  • The Prize by Daniel Yergin - The Prize recounts the panoramic history of oil -- and the struggle for wealth power that has always surrounded oil. This struggle has shaken the world economy, dictated the outcome of wars, and transformed the destiny of men and nations. The Prize is as much a history of the twentieth century as of the oil industry itself. The canvas of this history is enormous -- from the drilling of the first well in Pennsylvania through two great world wars to the Iraqi invasion of Kuwait and Operation Desert Storm.
    The cast extends from wildcatters and rogues to oil tycoons, and from Winston Churchill and Ibn Saud to George Bush and Saddam Hussein. The definitive work on the subject of oil and a major contribution to understanding our century, The Prize is a book of extraordinary breadth, riveting excitement -- and great importance.
Click on the titles to see our catalog and request a copy. Happy reading!

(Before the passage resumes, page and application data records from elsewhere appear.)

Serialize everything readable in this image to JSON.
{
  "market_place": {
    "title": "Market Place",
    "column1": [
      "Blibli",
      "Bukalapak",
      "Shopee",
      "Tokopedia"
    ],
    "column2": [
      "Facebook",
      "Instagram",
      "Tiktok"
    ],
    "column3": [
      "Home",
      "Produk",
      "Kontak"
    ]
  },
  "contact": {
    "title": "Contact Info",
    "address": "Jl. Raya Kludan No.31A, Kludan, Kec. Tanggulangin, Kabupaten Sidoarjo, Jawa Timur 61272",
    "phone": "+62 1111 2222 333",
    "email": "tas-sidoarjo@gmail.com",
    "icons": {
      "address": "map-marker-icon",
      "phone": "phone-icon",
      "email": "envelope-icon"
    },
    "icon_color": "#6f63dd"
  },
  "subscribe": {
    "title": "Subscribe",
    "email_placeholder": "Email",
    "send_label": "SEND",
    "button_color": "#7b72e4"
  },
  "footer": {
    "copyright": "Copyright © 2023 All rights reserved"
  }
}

Friday, September 3, 2010

Readers and e-readers

If you're an avid reader, at some point you've probably grappled with the issue of e-readers. Is it worth it to spend $200 or more on a gadget when you could be spending it on books themselves (or reading books free from the library)? Is reading a novel from a screen the same as reading from a page? Can you get away with reading trashy books on a Kindle since no one will see the cover? :)

The debate has been going on for years and may never be settled. I saw an article, though, with a slightly different perspective. Emma Silvers writes:
"Out of every argument I've heard in favor of e-readers -- no dead trees, portable research, "it's the future," etc. -- my least favorite might be the central point of the thing: the fact that it allows you to choose from thousands of books at any given time. I simply don't want that kind of potential for distraction. Would I have ever made it through any book by Herman Hesse if I'd had the choice, with a press of a button, to lighten the mood with a little Tom Robbins? Will anyone ever finish "Infinite Jest" on a device that constantly presents other options?"
The whole article is here at and is worth a read. What do you think?

[For the record, I have an e-reader (Sony PRS-505) but pretty much only use it for public-domain titles I can download for free.]